2. Mr. S. C. Goyal the learned counsel for the tenant-petitioner has not challenged the finding of the appellate authority with regard to the relationship of landlady and tenant between the parties. He has submitted that the Courts below erred in assuming that the ejectment had been sought by the landlady on the ground of insufficiency of accommodation in the old joint family house in which, at the time of the filing of the ejectment-application she with her husband and children was residing In view of the aforesaid concession of Mr. Goyal the only question that has to be examined is as to whether the Courts below are right in assuming that the ejectment was sought and justified on a plea of insufficiency of accommodation in the old joint family house. Her pleadings in this regard are contained in clause (b) of para 4 of he ejectment application, which is in the following terms:--
'That the petitioner bona fide requires the house in dispute for her personal use and occupation as well as for her husband and her three children aged nearly 5 years and two 2 years The petitioner and her husband want to live separately from the other family members as they cannot on amicably and live in peace in the old joint family house.'
A perusal of the aforesaid pleadings would indicate that the tenant was sought to be evicted from the said house on the ground that the said house was needed by the landlady for herself, for her children and husband as she was not able to pull on amicably and live in peace with other members of the family in the old joint family house.
3. Evidence was, however, led to establish the ground that the said old joint Family house contained accommodation which was insufficient for all the members of the family. This evidence evidently was irrelevant to the pleadings, for it was not the case of the applicant landlady in her pleadings that the accommodation in the old joint family house was insufficient and for that reason the house under occupation of the tenant was needed by her for her personal use and occupation.
4. It is well established that no evidence can be led or looked into in support of a plea that had not been pleaded in the pleadings. Such being the position, the inescapable conclusion follows that both the Courts below committed the error of taking into consideration evidence which they ought not to have done so. Once the evidence in justification of the plea of insufficiency of accommodation is ruled out of consideration along with the plea of insufficiency of accommodation which, as already observed had not been pleaded then the plea that survives or the ground that survives is that the landlady needed the house occupied by the tenant for her personal use and occupation as she was unable to pull on amicably in the old joint family house. Such a ground is not recognized by the East Punjab Urban 8ent Restriction Act, 1949, as warranting the ejectment of a tenant on the ground of personal. use and occupation.

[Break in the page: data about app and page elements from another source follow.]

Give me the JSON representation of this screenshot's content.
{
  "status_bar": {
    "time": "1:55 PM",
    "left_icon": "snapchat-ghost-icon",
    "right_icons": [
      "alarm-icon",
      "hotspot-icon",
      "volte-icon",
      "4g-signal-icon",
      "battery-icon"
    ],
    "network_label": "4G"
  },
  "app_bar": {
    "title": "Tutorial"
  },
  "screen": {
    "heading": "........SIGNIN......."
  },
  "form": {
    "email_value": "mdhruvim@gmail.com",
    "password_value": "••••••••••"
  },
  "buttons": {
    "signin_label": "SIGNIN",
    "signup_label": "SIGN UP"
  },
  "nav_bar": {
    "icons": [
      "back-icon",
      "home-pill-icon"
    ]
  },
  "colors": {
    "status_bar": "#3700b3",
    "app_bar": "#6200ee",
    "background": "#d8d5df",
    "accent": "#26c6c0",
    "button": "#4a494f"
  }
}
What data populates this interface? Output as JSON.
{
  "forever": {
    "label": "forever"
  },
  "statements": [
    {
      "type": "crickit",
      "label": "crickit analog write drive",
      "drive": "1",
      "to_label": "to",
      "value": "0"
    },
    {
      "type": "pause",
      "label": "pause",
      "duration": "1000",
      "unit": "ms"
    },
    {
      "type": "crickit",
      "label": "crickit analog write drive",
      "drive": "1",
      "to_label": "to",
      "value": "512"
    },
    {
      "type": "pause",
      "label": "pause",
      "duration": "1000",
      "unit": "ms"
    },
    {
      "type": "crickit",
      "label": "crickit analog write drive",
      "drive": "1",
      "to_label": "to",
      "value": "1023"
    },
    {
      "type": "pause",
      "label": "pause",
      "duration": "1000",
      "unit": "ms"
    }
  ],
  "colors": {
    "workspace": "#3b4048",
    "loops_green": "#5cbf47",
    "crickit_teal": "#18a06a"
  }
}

5. Mr. Gurjit Singh, learned counsel for the respondent-landlady, has, however contended that the landlady by pleading in clause (c) of para 4 of her ejectment application that the applicant owned and possessed no other residential house in Ludhiana City and she had not vacated any such residential house without sufficient cause in the said urban area by necessary implication had pleaded that bona fide need of the landlady for the use and occupation of the house in occupation of the tenant was based on insufficiency of accommodation in the old joint family house in which she happened. to be residing. No plea of insufficiency, I am afraid, can be read by implication. The pleadings in an ejectment application have to be construed strictly.
6. Mr. Gurjit Sin. the learned counse1 for the respondent landlady,. states that after 31-12-1978; the petitioners has not paid any rent till to date. The learned counsel for the tenant-petitioner gives an undertaking on behalf of the tenant that all arrears of rent that are due till to date, including the rent, for the months of May and June 1980 shall be paid by a Bank draft to the respondent-landlady positively within two months from today.
7. For the aforesaid reasons, the petition is allowed and the order of the appellate authority is set aside to the extent indicated above. There will be no order as to costs.
8. Petition allowed.